* [EXERCISE AIM]
Your answer must be the listing, given again word for word.

* [TASK MATERIAL]
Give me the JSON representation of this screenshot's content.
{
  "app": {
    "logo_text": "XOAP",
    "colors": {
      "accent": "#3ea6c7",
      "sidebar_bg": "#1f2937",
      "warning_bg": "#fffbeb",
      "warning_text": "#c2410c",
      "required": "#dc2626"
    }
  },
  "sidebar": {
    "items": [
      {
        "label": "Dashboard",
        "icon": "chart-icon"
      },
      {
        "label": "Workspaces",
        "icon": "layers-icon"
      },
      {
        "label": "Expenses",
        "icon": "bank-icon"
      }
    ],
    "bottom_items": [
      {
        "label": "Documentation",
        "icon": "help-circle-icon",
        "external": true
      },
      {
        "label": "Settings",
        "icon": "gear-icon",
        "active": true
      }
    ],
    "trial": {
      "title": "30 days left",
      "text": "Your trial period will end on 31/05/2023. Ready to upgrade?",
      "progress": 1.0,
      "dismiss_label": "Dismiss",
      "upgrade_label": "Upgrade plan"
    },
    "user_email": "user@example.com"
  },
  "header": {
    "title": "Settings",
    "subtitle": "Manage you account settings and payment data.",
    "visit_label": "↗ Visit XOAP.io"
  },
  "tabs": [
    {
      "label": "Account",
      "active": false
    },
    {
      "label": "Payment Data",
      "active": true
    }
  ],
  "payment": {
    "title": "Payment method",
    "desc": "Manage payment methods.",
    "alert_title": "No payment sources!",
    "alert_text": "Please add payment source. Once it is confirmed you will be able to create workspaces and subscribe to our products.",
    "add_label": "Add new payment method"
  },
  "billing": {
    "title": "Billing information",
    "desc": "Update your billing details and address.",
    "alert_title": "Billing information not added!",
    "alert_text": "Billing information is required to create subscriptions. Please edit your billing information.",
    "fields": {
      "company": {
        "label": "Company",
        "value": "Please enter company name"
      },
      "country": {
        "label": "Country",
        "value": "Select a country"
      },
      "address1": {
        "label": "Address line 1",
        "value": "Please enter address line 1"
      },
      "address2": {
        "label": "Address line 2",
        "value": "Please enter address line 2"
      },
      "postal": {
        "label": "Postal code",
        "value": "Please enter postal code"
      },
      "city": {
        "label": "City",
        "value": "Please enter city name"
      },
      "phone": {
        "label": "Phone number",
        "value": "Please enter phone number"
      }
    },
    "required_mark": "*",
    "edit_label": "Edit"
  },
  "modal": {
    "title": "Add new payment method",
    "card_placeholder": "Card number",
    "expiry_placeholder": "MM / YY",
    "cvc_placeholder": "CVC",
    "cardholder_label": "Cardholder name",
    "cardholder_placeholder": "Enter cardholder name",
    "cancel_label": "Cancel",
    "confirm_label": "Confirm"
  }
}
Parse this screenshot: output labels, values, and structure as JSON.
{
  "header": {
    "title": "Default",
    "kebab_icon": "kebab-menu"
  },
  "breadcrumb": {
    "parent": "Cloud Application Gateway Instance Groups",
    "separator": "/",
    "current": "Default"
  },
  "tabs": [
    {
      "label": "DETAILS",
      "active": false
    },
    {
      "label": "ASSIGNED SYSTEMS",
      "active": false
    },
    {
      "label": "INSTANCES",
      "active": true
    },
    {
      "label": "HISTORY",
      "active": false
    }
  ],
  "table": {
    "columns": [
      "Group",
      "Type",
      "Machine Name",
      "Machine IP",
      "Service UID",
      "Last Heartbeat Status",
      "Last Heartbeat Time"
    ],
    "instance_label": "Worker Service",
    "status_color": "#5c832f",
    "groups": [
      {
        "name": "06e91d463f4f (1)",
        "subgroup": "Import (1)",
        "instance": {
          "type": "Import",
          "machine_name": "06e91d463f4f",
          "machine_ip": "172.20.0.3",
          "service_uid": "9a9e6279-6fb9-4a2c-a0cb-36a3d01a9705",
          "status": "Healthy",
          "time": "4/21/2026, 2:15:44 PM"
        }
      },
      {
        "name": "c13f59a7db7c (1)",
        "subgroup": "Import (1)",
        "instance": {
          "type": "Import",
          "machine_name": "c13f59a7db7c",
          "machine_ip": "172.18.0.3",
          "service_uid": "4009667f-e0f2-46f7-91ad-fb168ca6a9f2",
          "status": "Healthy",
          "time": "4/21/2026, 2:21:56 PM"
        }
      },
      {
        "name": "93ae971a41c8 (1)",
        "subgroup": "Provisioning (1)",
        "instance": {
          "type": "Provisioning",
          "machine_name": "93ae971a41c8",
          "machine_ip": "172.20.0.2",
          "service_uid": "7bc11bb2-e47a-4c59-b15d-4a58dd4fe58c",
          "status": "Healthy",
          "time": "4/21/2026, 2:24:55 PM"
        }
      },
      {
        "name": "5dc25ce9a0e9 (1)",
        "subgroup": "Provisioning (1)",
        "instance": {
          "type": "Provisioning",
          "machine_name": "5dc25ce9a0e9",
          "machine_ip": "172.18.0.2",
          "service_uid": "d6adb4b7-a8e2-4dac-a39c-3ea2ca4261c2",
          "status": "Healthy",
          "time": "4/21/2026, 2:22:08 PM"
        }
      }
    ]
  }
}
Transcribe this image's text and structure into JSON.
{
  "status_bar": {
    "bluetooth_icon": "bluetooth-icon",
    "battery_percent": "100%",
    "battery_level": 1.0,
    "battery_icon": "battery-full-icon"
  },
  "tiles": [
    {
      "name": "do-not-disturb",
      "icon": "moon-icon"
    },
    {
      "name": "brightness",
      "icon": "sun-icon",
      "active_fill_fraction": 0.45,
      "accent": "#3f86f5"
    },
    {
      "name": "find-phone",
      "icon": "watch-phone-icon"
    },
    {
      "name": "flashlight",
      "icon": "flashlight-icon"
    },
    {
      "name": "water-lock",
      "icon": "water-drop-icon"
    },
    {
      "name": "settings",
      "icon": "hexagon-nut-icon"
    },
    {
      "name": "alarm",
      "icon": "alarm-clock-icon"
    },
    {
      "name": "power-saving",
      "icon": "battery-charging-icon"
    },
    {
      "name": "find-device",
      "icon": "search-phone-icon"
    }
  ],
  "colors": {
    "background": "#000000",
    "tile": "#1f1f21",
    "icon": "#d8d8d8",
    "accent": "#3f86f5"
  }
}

* [TASK ANSWER]
Give me the JSON representation of this screenshot's content.
{
  "app": {
    "logo_text": "XOAP",
    "colors": {
      "accent": "#3ea6c7",
      "sidebar_bg": "#1f2937",
      "warning_bg": "#fffbeb",
      "warning_text": "#c2410c",
      "required": "#dc2626"
    }
  },
  "sidebar": {
    "items": [
      {
        "label": "Dashboard",
        "icon": "chart-icon"
      },
      {
        "label": "Workspaces",
        "icon": "layers-icon"
      },
      {
        "label": "Expenses",
        "icon": "bank-icon"
      }
    ],
    "bottom_items": [
      {
        "label": "Documentation",
        "icon": "help-circle-icon",
        "external": true
      },
      {
        "label": "Settings",
        "icon": "gear-icon",
        "active": true
      }
    ],
    "trial": {
      "title": "30 days left",
      "text": "Your trial period will end on 31/05/2023. Ready to upgrade?",
      "progress": 1.0,
      "dismiss_label": "Dismiss",
      "upgrade_label": "Upgrade plan"
    },
    "user_email": "user@example.com"
  },
  "header": {
    "title": "Settings",
    "subtitle": "Manage you account settings and payment data.",
    "visit_label": "↗ Visit XOAP.io"
  },
  "tabs": [
    {
      "label": "Account",
      "active": false
    },
    {
      "label": "Payment Data",
      "active": true
    }
  ],
  "payment": {
    "title": "Payment method",
    "desc": "Manage payment methods.",
    "alert_title": "No payment sources!",
    "alert_text": "Please add payment source. Once it is confirmed you will be able to create workspaces and subscribe to our products.",
    "add_label": "Add new payment method"
  },
  "billing": {
    "title": "Billing information",
    "desc": "Update your billing details and address.",
    "alert_title": "Billing information not added!",
    "alert_text": "Billing information is required to create subscriptions. Please edit your billing information.",
    "fields": {
      "company": {
        "label": "Company",
        "value": "Please enter company name"
      },
      "country": {
        "label": "Country",
        "value": "Select a country"
      },
      "address1": {
        "label": "Address line 1",
        "value": "Please enter address line 1"
      },
      "address2": {
        "label": "Address line 2",
        "value": "Please enter address line 2"
      },
      "postal": {
        "label": "Postal code",
        "value": "Please enter postal code"
      },
      "city": {
        "label": "City",
        "value": "Please enter city name"
      },
      "phone": {
        "label": "Phone number",
        "value": "Please enter phone number"
      }
    },
    "required_mark": "*",
    "edit_label": "Edit"
  },
  "modal": {
    "title": "Add new payment method",
    "card_placeholder": "Card number",
    "expiry_placeholder": "MM / YY",
    "cvc_placeholder": "CVC",
    "cardholder_label": "Cardholder name",
    "cardholder_placeholder": "Enter cardholder name",
    "cancel_label": "Cancel",
    "confirm_label": "Confirm"
  }
}
Parse this screenshot: output labels, values, and structure as JSON.
{
  "header": {
    "title": "Default",
    "kebab_icon": "kebab-menu"
  },
  "breadcrumb": {
    "parent": "Cloud Application Gateway Instance Groups",
    "separator": "/",
    "current": "Default"
  },
  "tabs": [
    {
      "label": "DETAILS",
      "active": false
    },
    {
      "label": "ASSIGNED SYSTEMS",
      "active": false
    },
    {
      "label": "INSTANCES",
      "active": true
    },
    {
      "label": "HISTORY",
      "active": false
    }
  ],
  "table": {
    "columns": [
      "Group",
      "Type",
      "Machine Name",
      "Machine IP",
      "Service UID",
      "Last Heartbeat Status",
      "Last Heartbeat Time"
    ],
    "instance_label": "Worker Service",
    "status_color": "#5c832f",
    "groups": [
      {
        "name": "06e91d463f4f (1)",
        "subgroup": "Import (1)",
        "instance": {
          "type": "Import",
          "machine_name": "06e91d463f4f",
          "machine_ip": "172.20.0.3",
          "service_uid": "9a9e6279-6fb9-4a2c-a0cb-36a3d01a9705",
          "status": "Healthy",
          "time": "4/21/2026, 2:15:44 PM"
        }
      },
      {
        "name": "c13f59a7db7c (1)",
        "subgroup": "Import (1)",
        "instance": {
          "type": "Import",
          "machine_name": "c13f59a7db7c",
          "machine_ip": "172.18.0.3",
          "service_uid": "4009667f-e0f2-46f7-91ad-fb168ca6a9f2",
          "status": "Healthy",
          "time": "4/21/2026, 2:21:56 PM"
        }
      },
      {
        "name": "93ae971a41c8 (1)",
        "subgroup": "Provisioning (1)",
        "instance": {
          "type": "Provisioning",
          "machine_name": "93ae971a41c8",
          "machine_ip": "172.20.0.2",
          "service_uid": "7bc11bb2-e47a-4c59-b15d-4a58dd4fe58c",
          "status": "Healthy",
          "time": "4/21/2026, 2:24:55 PM"
        }
      },
      {
        "name": "5dc25ce9a0e9 (1)",
        "subgroup": "Provisioning (1)",
        "instance": {
          "type": "Provisioning",
          "machine_name": "5dc25ce9a0e9",
          "machine_ip": "172.18.0.2",
          "service_uid": "d6adb4b7-a8e2-4dac-a39c-3ea2ca4261c2",
          "status": "Healthy",
          "time": "4/21/2026, 2:22:08 PM"
        }
      }
    ]
  }
}
Transcribe this image's text and structure into JSON.
{
  "status_bar": {
    "bluetooth_icon": "bluetooth-icon",
    "battery_percent": "100%",
    "battery_level": 1.0,
    "battery_icon": "battery-full-icon"
  },
  "tiles": [
    {
      "name": "do-not-disturb",
      "icon": "moon-icon"
    },
    {
      "name": "brightness",
      "icon": "sun-icon",
      "active_fill_fraction": 0.45,
      "accent": "#3f86f5"
    },
    {
      "name": "find-phone",
      "icon": "watch-phone-icon"
    },
    {
      "name": "flashlight",
      "icon": "flashlight-icon"
    },
    {
      "name": "water-lock",
      "icon": "water-drop-icon"
    },
    {
      "name": "settings",
      "icon": "hexagon-nut-icon"
    },
    {
      "name": "alarm",
      "icon": "alarm-clock-icon"
    },
    {
      "name": "power-saving",
      "icon": "battery-charging-icon"
    },
    {
      "name": "find-device",
      "icon": "search-phone-icon"
    }
  ],
  "colors": {
    "background": "#000000",
    "tile": "#1f1f21",
    "icon": "#d8d8d8",
    "accent": "#3f86f5"
  }
}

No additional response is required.